At first sight, using a blog network to boost rankings can look attractive as a strategy for search engine optimization. But things are not as easy as that.
How blog networks work
A blog network has long been an effective means of artificially building backlinks for anyone interested in search engine optimization.
An example: the owner of a website selling cat food writes a handful of related articles, spins them with spinning software, multiplying them threefold, adds a link to his website in them, and then sends the articles to a blog network, which posts each on a different blog.
The result is that the articles, though poor in quality, are taken to be unique by Google (they really are). And since they contain a backlink and are placed on a relevant website, they are considered by search engines as a thumbs up for the website, whose ranking is increased.
Google recently introduced algorithm changes known as the Panda 3.4 update, which made blog network backlinks much less important, and in doing this, dramatically decreased the rankings of websites that relied entirely on blog network backlinks for their top search engine position.
Why avoid blog networks
Ever since Google Panda 3.4, backlinks from blog networks have lost their value, at least for many blog networks. The result is that a website that before Google Panda 3.4 ranked on the first page of the results thanks to its reliance solely on artificial backlinking, now might not make it at all into the results.
Stop using blog networks!

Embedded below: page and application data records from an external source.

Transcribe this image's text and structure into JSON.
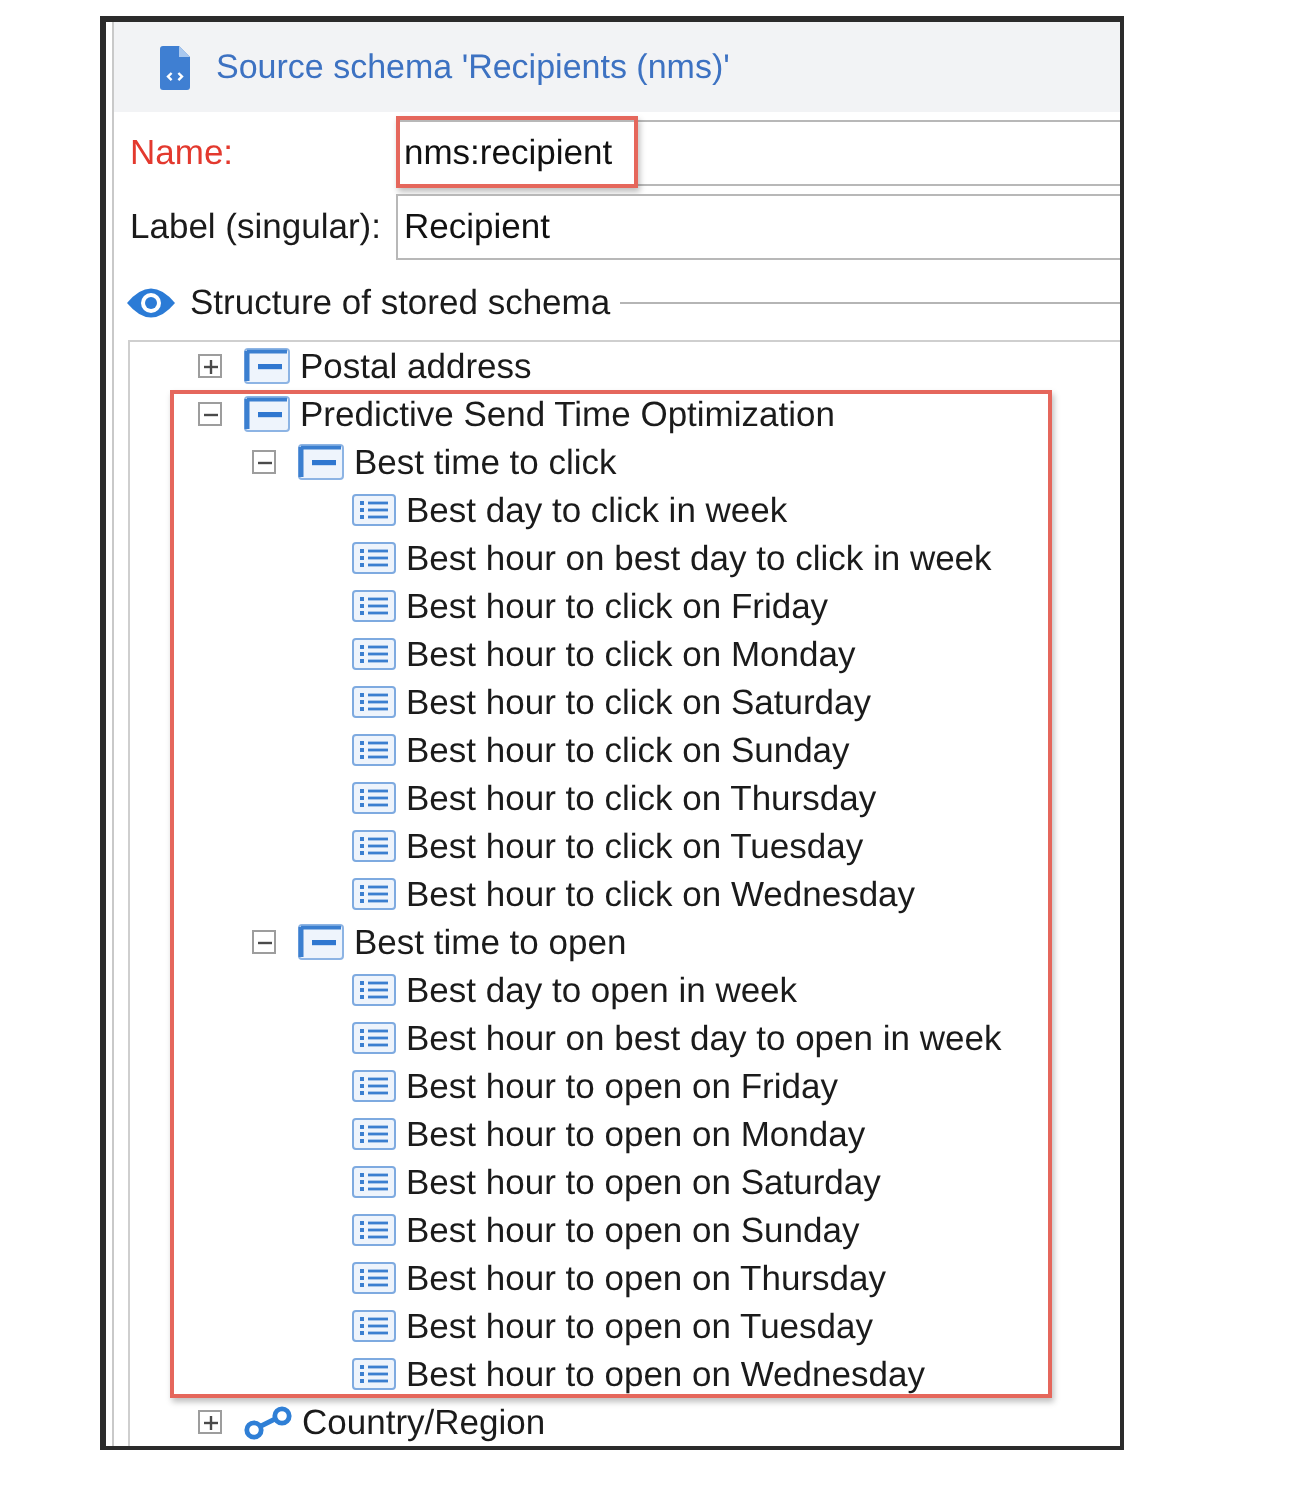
{
  "header": {
    "title": "Source schema 'Recipients (nms)'"
  },
  "fields": [
    {
      "label": "Name:",
      "value": "nms:recipient",
      "required": true,
      "highlighted": true
    },
    {
      "label": "Label (singular):",
      "value": "Recipient",
      "required": false,
      "highlighted": false
    }
  ],
  "structure": {
    "title": "Structure of stored schema",
    "tree": [
      {
        "label": "Postal address",
        "kind": "element",
        "expanded": false,
        "highlighted": false
      },
      {
        "label": "Predictive Send Time Optimization",
        "kind": "element",
        "expanded": true,
        "highlighted": true,
        "children": [
          {
            "label": "Best time to click",
            "kind": "element",
            "expanded": true,
            "children": [
              {
                "label": "Best day to click in week",
                "kind": "attribute"
              },
              {
                "label": "Best hour on best day to click in week",
                "kind": "attribute"
              },
              {
                "label": "Best hour to click on Friday",
                "kind": "attribute"
              },
              {
                "label": "Best hour to click on Monday",
                "kind": "attribute"
              },
              {
                "label": "Best hour to click on Saturday",
                "kind": "attribute"
              },
              {
                "label": "Best hour to click on Sunday",
                "kind": "attribute"
              },
              {
                "label": "Best hour to click on Thursday",
                "kind": "attribute"
              },
              {
                "label": "Best hour to click on Tuesday",
                "kind": "attribute"
              },
              {
                "label": "Best hour to click on Wednesday",
                "kind": "attribute"
              }
            ]
          },
          {
            "label": "Best time to open",
            "kind": "element",
            "expanded": true,
            "children": [
              {
                "label": "Best day to open in week",
                "kind": "attribute"
              },
              {
                "label": "Best hour on best day to open in week",
                "kind": "attribute"
              },
              {
                "label": "Best hour to open on Friday",
                "kind": "attribute"
              },
              {
                "label": "Best hour to open on Monday",
                "kind": "attribute"
              },
              {
                "label": "Best hour to open on Saturday",
                "kind": "attribute"
              },
              {
                "label": "Best hour to open on Sunday",
                "kind": "attribute"
              },
              {
                "label": "Best hour to open on Thursday",
                "kind": "attribute"
              },
              {
                "label": "Best hour to open on Tuesday",
                "kind": "attribute"
              },
              {
                "label": "Best hour to open on Wednesday",
                "kind": "attribute"
              }
            ]
          }
        ]
      },
      {
        "label": "Country/Region",
        "kind": "link",
        "expanded": false,
        "highlighted": false
      }
    ]
  }
}
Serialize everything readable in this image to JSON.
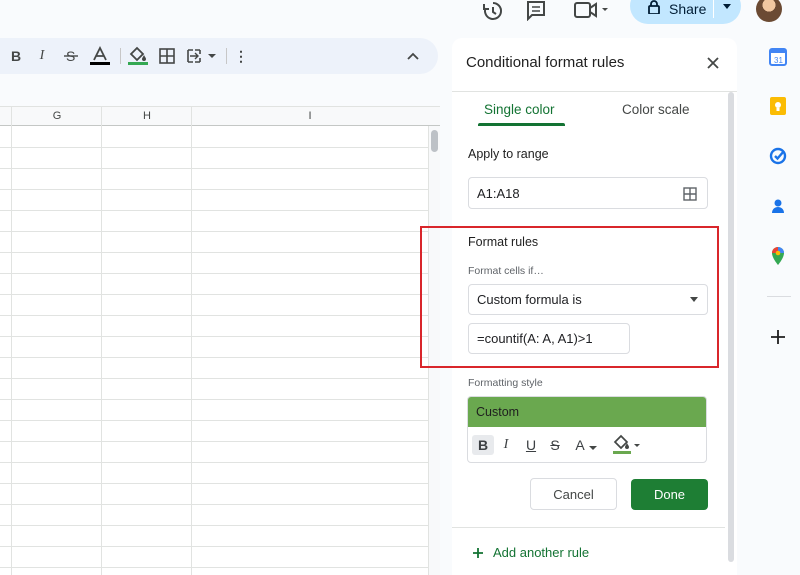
{
  "header": {
    "share_label": "Share",
    "icons": [
      "history-icon",
      "comment-icon",
      "meet-icon",
      "lock-icon",
      "avatar"
    ]
  },
  "toolbar": {
    "buttons": [
      {
        "name": "bold-button",
        "glyph": "B"
      },
      {
        "name": "italic-button",
        "glyph": "I"
      },
      {
        "name": "strikethrough-button",
        "glyph": "S"
      },
      {
        "name": "text-color-button",
        "glyph": "A"
      },
      {
        "name": "fill-color-button",
        "icon": "paint-bucket-icon"
      },
      {
        "name": "borders-button",
        "icon": "borders-icon"
      },
      {
        "name": "merge-cells-button",
        "icon": "merge-icon"
      },
      {
        "name": "more-options-button",
        "glyph": "⋮"
      },
      {
        "name": "collapse-toolbar-button",
        "icon": "chevron-up-icon"
      }
    ]
  },
  "grid": {
    "columns": [
      "G",
      "H",
      "I"
    ]
  },
  "panel": {
    "title": "Conditional format rules",
    "tabs": [
      {
        "label": "Single color",
        "active": true
      },
      {
        "label": "Color scale",
        "active": false
      }
    ],
    "apply_to_range": {
      "label": "Apply to range",
      "value": "A1:A18"
    },
    "format_rules": {
      "label": "Format rules",
      "condition_label": "Format cells if…",
      "condition_value": "Custom formula is",
      "formula_value": "=countif(A: A, A1)>1"
    },
    "formatting_style": {
      "label": "Formatting style",
      "preview_text": "Custom",
      "preview_fill": "#6aa84f",
      "buttons": [
        "B",
        "I",
        "U",
        "S",
        "A"
      ]
    },
    "cancel_label": "Cancel",
    "done_label": "Done",
    "add_rule_label": "Add another rule"
  },
  "side_apps": [
    "calendar-icon",
    "keep-icon",
    "tasks-icon",
    "contacts-icon",
    "maps-icon",
    "add-icon"
  ],
  "colors": {
    "accent_green": "#137333",
    "done_button": "#1e7e34",
    "highlight_red": "#d9262b",
    "share_blue": "#c2e7ff"
  }
}
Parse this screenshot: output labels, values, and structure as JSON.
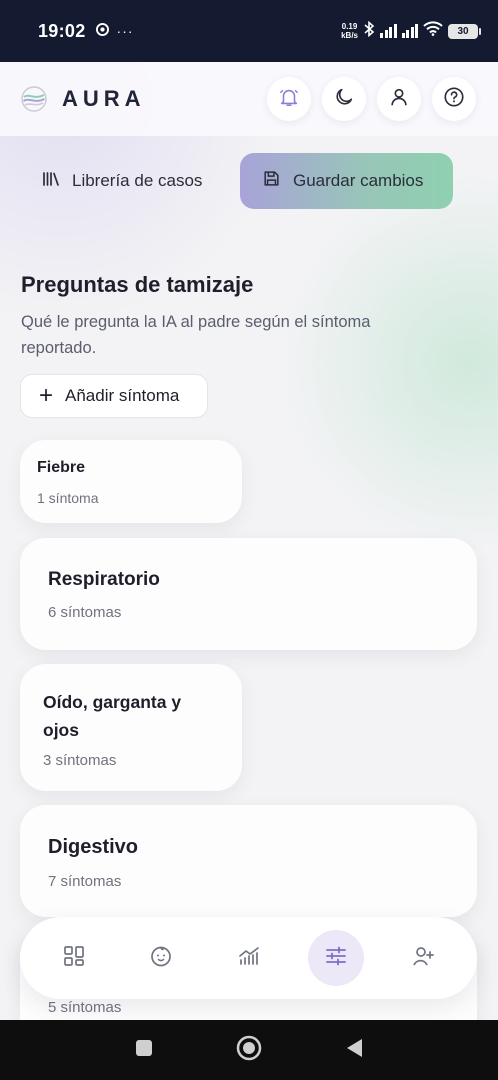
{
  "status_bar": {
    "time": "19:02",
    "net_speed_value": "0.19",
    "net_speed_unit": "kB/s",
    "battery": "30",
    "icons": [
      "chrome-icon",
      "more-dots-icon",
      "bluetooth-icon",
      "signal-icon",
      "signal-icon",
      "wifi-icon",
      "battery-icon"
    ]
  },
  "header": {
    "brand": "AURA",
    "actions": [
      "bell-icon",
      "moon-icon",
      "user-icon",
      "help-icon"
    ]
  },
  "toolbar": {
    "library_label": "Librería de casos",
    "save_label": "Guardar cambios"
  },
  "section": {
    "title": "Preguntas de tamizaje",
    "description": "Qué le pregunta la IA al padre según el síntoma reportado."
  },
  "add_button": {
    "label": "Añadir síntoma"
  },
  "categories": [
    {
      "title": "Fiebre",
      "count": "1 síntoma"
    },
    {
      "title": "Respiratorio",
      "count": "6 síntomas"
    },
    {
      "title": "Oído, garganta y ojos",
      "count": "3 síntomas"
    },
    {
      "title": "Digestivo",
      "count": "7 síntomas"
    },
    {
      "title": "",
      "count": "5 síntomas"
    }
  ],
  "bottom_nav": {
    "items": [
      "dashboard-icon",
      "baby-icon",
      "analytics-icon",
      "sliders-icon",
      "add-user-icon"
    ],
    "active": "sliders-icon"
  },
  "colors": {
    "accent": "#7b6fc9",
    "save_gradient_start": "#a8a3d8",
    "save_gradient_end": "#8fd0b0",
    "background": "#f3f3f5"
  }
}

Not all blog networks have yet been penalized or de-indexed, but it’s obvious that their future is uncertain. If you currently use artificial backlinking via one or more blog networks it is time to consider a new strategy, before you lose your ranking or get banned altogether. When reviewing strategies for search engine optimization, Sydney businesses are best to invest in an SEO expert with a sound understanding of SEO.